First of all, the state does not emerge as a social contract of reconciliation. Rather, the state emerges at that juncture of human existence where social classes emerge and, because class struggle is a fact, the state is founded on the fact that the interests of oppositional classes are irreconcilable. It is the political shell of a mode of production designed to protect this mode of protection in the interests of its dominant class. 

Secondly, what we can call "sovereignty" is the enforced will of the class in power. That class is sovereign according to the logic of the mode of production and maintains its so-called sovereignty because of a state that protects its class power. Hence, speaking of something called "sovereignty" without examining the meaning of particular states that instantiate a sovereign class, and grasping states as instruments of class rule, misses the point.

Thirdly, there is no social contract beyond its ideological deployment in class struggle. No state arose because of the desire to compromise; the state emerges at that juncture of human existence where compromise is impossible, where class power needs to be protected and the ruling class requires a political structure (which includes repressive and ideological institutions, both coercion and enforced consent) to promulgate its domination. But creating myths about social contract, about a sovereignty that obscures class struggle, is useful for the ruling class to propagate its hegemony as common sense.


In the end, these contemporary conceptions of sovereignty could be useful if they were understood as ideological instances of class power as it coheres in various state formations. There is no sovereignty but there are sovereignties, the latter being the story that the class in power tells itself about its right to dominate. Maybe it is the case that such a story is a variation on the same story that has been told by every class that has seen itself as sovereign in every mode of production.

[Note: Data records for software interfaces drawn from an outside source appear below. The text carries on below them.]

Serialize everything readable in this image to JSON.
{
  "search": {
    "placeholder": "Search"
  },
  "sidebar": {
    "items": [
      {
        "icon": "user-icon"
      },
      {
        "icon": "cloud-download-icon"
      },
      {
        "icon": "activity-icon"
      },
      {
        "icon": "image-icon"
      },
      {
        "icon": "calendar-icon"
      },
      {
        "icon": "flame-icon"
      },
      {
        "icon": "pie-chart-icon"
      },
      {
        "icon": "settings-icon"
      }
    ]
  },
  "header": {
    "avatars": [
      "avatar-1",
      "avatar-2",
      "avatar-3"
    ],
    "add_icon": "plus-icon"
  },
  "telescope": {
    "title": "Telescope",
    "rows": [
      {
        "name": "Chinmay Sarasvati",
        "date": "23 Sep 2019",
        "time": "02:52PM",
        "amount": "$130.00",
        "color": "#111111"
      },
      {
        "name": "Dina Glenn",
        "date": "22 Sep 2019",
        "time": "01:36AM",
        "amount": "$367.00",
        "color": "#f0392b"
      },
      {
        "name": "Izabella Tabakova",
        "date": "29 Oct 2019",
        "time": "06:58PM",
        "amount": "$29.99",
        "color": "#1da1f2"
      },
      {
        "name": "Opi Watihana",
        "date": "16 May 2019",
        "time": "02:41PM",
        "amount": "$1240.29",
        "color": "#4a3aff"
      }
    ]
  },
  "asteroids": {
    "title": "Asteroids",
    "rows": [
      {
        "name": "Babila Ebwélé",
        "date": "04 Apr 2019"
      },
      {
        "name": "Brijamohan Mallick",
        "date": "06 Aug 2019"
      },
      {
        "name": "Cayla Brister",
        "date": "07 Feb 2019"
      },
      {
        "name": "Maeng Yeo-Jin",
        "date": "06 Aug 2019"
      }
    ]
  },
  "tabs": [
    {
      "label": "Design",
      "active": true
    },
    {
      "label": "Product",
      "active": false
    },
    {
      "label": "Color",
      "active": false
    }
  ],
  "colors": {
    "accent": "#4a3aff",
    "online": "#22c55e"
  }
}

Once we understand that the state is a machine wherein one class represses another we can grasp how stories about the dominant class's sovereignty emerge and are mythologized. Without this understanding we are stuck with vague conceptions of sovereignty that tell us nothing about what the state is and why it even exists, unless we are to lose ourselves in mystified notions of the state of nature.